- [Work required]: Every record is to be restated exactly, with nothing left out.

- [Input data]:
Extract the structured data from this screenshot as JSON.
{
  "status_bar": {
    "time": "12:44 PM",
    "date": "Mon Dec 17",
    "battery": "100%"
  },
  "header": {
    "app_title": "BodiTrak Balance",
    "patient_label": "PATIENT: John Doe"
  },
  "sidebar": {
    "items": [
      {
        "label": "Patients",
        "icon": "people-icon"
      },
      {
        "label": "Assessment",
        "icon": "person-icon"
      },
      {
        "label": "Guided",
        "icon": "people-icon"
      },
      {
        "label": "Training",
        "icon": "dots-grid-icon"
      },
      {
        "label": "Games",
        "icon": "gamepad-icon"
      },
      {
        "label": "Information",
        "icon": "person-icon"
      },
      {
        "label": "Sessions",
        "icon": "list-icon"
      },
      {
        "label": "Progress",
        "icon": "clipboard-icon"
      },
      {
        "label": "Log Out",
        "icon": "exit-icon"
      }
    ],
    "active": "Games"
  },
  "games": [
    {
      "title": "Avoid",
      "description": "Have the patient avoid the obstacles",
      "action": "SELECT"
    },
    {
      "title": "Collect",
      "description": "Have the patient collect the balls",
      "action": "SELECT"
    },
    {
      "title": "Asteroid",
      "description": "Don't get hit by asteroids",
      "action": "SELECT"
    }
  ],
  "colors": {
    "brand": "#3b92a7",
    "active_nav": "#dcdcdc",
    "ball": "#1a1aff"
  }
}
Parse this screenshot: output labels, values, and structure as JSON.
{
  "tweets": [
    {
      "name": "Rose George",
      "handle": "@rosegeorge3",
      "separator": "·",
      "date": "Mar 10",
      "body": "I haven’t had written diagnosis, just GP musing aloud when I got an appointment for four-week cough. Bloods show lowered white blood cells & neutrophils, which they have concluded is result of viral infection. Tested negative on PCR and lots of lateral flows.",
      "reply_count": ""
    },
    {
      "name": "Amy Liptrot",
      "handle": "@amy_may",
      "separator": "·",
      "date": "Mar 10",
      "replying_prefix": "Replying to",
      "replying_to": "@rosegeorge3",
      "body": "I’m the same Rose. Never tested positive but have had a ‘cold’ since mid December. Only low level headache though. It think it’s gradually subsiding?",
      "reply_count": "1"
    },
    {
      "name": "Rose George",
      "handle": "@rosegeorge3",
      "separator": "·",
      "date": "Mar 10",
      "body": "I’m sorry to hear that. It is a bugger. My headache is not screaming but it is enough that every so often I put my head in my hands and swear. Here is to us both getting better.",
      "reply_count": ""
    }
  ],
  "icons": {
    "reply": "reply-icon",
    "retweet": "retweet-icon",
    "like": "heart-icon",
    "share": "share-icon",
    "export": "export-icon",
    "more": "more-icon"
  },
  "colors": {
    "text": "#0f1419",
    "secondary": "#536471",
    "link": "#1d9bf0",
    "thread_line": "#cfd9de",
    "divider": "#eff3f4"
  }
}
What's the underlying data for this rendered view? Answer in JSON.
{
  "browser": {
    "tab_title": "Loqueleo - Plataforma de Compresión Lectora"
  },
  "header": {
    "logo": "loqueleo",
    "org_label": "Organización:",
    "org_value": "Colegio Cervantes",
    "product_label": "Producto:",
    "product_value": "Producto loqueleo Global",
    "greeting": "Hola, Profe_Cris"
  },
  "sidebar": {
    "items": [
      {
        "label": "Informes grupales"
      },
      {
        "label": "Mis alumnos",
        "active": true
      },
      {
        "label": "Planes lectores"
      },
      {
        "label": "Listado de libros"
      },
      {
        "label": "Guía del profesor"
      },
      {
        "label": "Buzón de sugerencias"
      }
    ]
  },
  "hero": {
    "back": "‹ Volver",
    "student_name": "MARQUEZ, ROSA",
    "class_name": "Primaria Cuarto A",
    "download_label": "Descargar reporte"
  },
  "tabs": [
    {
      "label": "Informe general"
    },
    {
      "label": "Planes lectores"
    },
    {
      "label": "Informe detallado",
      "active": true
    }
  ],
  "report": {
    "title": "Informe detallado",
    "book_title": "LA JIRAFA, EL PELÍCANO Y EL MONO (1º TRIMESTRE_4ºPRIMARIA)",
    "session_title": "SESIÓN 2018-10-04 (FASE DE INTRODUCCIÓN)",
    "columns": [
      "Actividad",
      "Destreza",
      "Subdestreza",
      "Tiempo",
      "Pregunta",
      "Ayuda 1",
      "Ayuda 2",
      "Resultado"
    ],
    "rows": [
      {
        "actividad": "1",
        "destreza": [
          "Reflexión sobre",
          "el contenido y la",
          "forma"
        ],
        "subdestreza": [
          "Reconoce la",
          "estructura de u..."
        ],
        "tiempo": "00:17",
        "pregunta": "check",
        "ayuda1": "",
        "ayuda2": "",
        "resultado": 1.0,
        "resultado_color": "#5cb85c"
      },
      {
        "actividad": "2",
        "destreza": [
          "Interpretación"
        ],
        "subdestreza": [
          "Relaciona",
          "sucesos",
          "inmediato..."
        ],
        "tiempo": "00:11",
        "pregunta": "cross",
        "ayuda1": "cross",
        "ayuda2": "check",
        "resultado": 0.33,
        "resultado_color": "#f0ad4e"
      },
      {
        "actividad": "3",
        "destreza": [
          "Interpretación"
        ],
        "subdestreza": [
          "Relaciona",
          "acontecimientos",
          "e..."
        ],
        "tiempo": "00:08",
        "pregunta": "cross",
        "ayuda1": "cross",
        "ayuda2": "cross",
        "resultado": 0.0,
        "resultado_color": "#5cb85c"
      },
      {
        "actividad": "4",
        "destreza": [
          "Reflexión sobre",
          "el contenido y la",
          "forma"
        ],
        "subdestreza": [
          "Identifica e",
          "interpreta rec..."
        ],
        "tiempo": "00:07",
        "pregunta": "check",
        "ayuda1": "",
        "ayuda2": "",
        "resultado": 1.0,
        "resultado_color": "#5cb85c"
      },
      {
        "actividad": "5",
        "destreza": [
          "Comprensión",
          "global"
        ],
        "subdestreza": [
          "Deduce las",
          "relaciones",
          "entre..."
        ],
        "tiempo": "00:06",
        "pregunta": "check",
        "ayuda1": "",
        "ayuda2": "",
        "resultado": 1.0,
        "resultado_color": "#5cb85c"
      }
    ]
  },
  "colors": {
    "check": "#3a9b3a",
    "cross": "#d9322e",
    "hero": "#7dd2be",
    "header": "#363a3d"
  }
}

- [Task answer]:
Extract the structured data from this screenshot as JSON.
{
  "status_bar": {
    "time": "12:44 PM",
    "date": "Mon Dec 17",
    "battery": "100%"
  },
  "header": {
    "app_title": "BodiTrak Balance",
    "patient_label": "PATIENT: John Doe"
  },
  "sidebar": {
    "items": [
      {
        "label": "Patients",
        "icon": "people-icon"
      },
      {
        "label": "Assessment",
        "icon": "person-icon"
      },
      {
        "label": "Guided",
        "icon": "people-icon"
      },
      {
        "label": "Training",
        "icon": "dots-grid-icon"
      },
      {
        "label": "Games",
        "icon": "gamepad-icon"
      },
      {
        "label": "Information",
        "icon": "person-icon"
      },
      {
        "label": "Sessions",
        "icon": "list-icon"
      },
      {
        "label": "Progress",
        "icon": "clipboard-icon"
      },
      {
        "label": "Log Out",
        "icon": "exit-icon"
      }
    ],
    "active": "Games"
  },
  "games": [
    {
      "title": "Avoid",
      "description": "Have the patient avoid the obstacles",
      "action": "SELECT"
    },
    {
      "title": "Collect",
      "description": "Have the patient collect the balls",
      "action": "SELECT"
    },
    {
      "title": "Asteroid",
      "description": "Don't get hit by asteroids",
      "action": "SELECT"
    }
  ],
  "colors": {
    "brand": "#3b92a7",
    "active_nav": "#dcdcdc",
    "ball": "#1a1aff"
  }
}
Parse this screenshot: output labels, values, and structure as JSON.
{
  "tweets": [
    {
      "name": "Rose George",
      "handle": "@rosegeorge3",
      "separator": "·",
      "date": "Mar 10",
      "body": "I haven’t had written diagnosis, just GP musing aloud when I got an appointment for four-week cough. Bloods show lowered white blood cells & neutrophils, which they have concluded is result of viral infection. Tested negative on PCR and lots of lateral flows.",
      "reply_count": ""
    },
    {
      "name": "Amy Liptrot",
      "handle": "@amy_may",
      "separator": "·",
      "date": "Mar 10",
      "replying_prefix": "Replying to",
      "replying_to": "@rosegeorge3",
      "body": "I’m the same Rose. Never tested positive but have had a ‘cold’ since mid December. Only low level headache though. It think it’s gradually subsiding?",
      "reply_count": "1"
    },
    {
      "name": "Rose George",
      "handle": "@rosegeorge3",
      "separator": "·",
      "date": "Mar 10",
      "body": "I’m sorry to hear that. It is a bugger. My headache is not screaming but it is enough that every so often I put my head in my hands and swear. Here is to us both getting better.",
      "reply_count": ""
    }
  ],
  "icons": {
    "reply": "reply-icon",
    "retweet": "retweet-icon",
    "like": "heart-icon",
    "share": "share-icon",
    "export": "export-icon",
    "more": "more-icon"
  },
  "colors": {
    "text": "#0f1419",
    "secondary": "#536471",
    "link": "#1d9bf0",
    "thread_line": "#cfd9de",
    "divider": "#eff3f4"
  }
}
What's the underlying data for this rendered view? Answer in JSON.
{
  "browser": {
    "tab_title": "Loqueleo - Plataforma de Compresión Lectora"
  },
  "header": {
    "logo": "loqueleo",
    "org_label": "Organización:",
    "org_value": "Colegio Cervantes",
    "product_label": "Producto:",
    "product_value": "Producto loqueleo Global",
    "greeting": "Hola, Profe_Cris"
  },
  "sidebar": {
    "items": [
      {
        "label": "Informes grupales"
      },
      {
        "label": "Mis alumnos",
        "active": true
      },
      {
        "label": "Planes lectores"
      },
      {
        "label": "Listado de libros"
      },
      {
        "label": "Guía del profesor"
      },
      {
        "label": "Buzón de sugerencias"
      }
    ]
  },
  "hero": {
    "back": "‹ Volver",
    "student_name": "MARQUEZ, ROSA",
    "class_name": "Primaria Cuarto A",
    "download_label": "Descargar reporte"
  },
  "tabs": [
    {
      "label": "Informe general"
    },
    {
      "label": "Planes lectores"
    },
    {
      "label": "Informe detallado",
      "active": true
    }
  ],
  "report": {
    "title": "Informe detallado",
    "book_title": "LA JIRAFA, EL PELÍCANO Y EL MONO (1º TRIMESTRE_4ºPRIMARIA)",
    "session_title": "SESIÓN 2018-10-04 (FASE DE INTRODUCCIÓN)",
    "columns": [
      "Actividad",
      "Destreza",
      "Subdestreza",
      "Tiempo",
      "Pregunta",
      "Ayuda 1",
      "Ayuda 2",
      "Resultado"
    ],
    "rows": [
      {
        "actividad": "1",
        "destreza": [
          "Reflexión sobre",
          "el contenido y la",
          "forma"
        ],
        "subdestreza": [
          "Reconoce la",
          "estructura de u..."
        ],
        "tiempo": "00:17",
        "pregunta": "check",
        "ayuda1": "",
        "ayuda2": "",
        "resultado": 1.0,
        "resultado_color": "#5cb85c"
      },
      {
        "actividad": "2",
        "destreza": [
          "Interpretación"
        ],
        "subdestreza": [
          "Relaciona",
          "sucesos",
          "inmediato..."
        ],
        "tiempo": "00:11",
        "pregunta": "cross",
        "ayuda1": "cross",
        "ayuda2": "check",
        "resultado": 0.33,
        "resultado_color": "#f0ad4e"
      },
      {
        "actividad": "3",
        "destreza": [
          "Interpretación"
        ],
        "subdestreza": [
          "Relaciona",
          "acontecimientos",
          "e..."
        ],
        "tiempo": "00:08",
        "pregunta": "cross",
        "ayuda1": "cross",
        "ayuda2": "cross",
        "resultado": 0.0,
        "resultado_color": "#5cb85c"
      },
      {
        "actividad": "4",
        "destreza": [
          "Reflexión sobre",
          "el contenido y la",
          "forma"
        ],
        "subdestreza": [
          "Identifica e",
          "interpreta rec..."
        ],
        "tiempo": "00:07",
        "pregunta": "check",
        "ayuda1": "",
        "ayuda2": "",
        "resultado": 1.0,
        "resultado_color": "#5cb85c"
      },
      {
        "actividad": "5",
        "destreza": [
          "Comprensión",
          "global"
        ],
        "subdestreza": [
          "Deduce las",
          "relaciones",
          "entre..."
        ],
        "tiempo": "00:06",
        "pregunta": "check",
        "ayuda1": "",
        "ayuda2": "",
        "resultado": 1.0,
        "resultado_color": "#5cb85c"
      }
    ]
  },
  "colors": {
    "check": "#3a9b3a",
    "cross": "#d9322e",
    "hero": "#7dd2be",
    "header": "#363a3d"
  }
}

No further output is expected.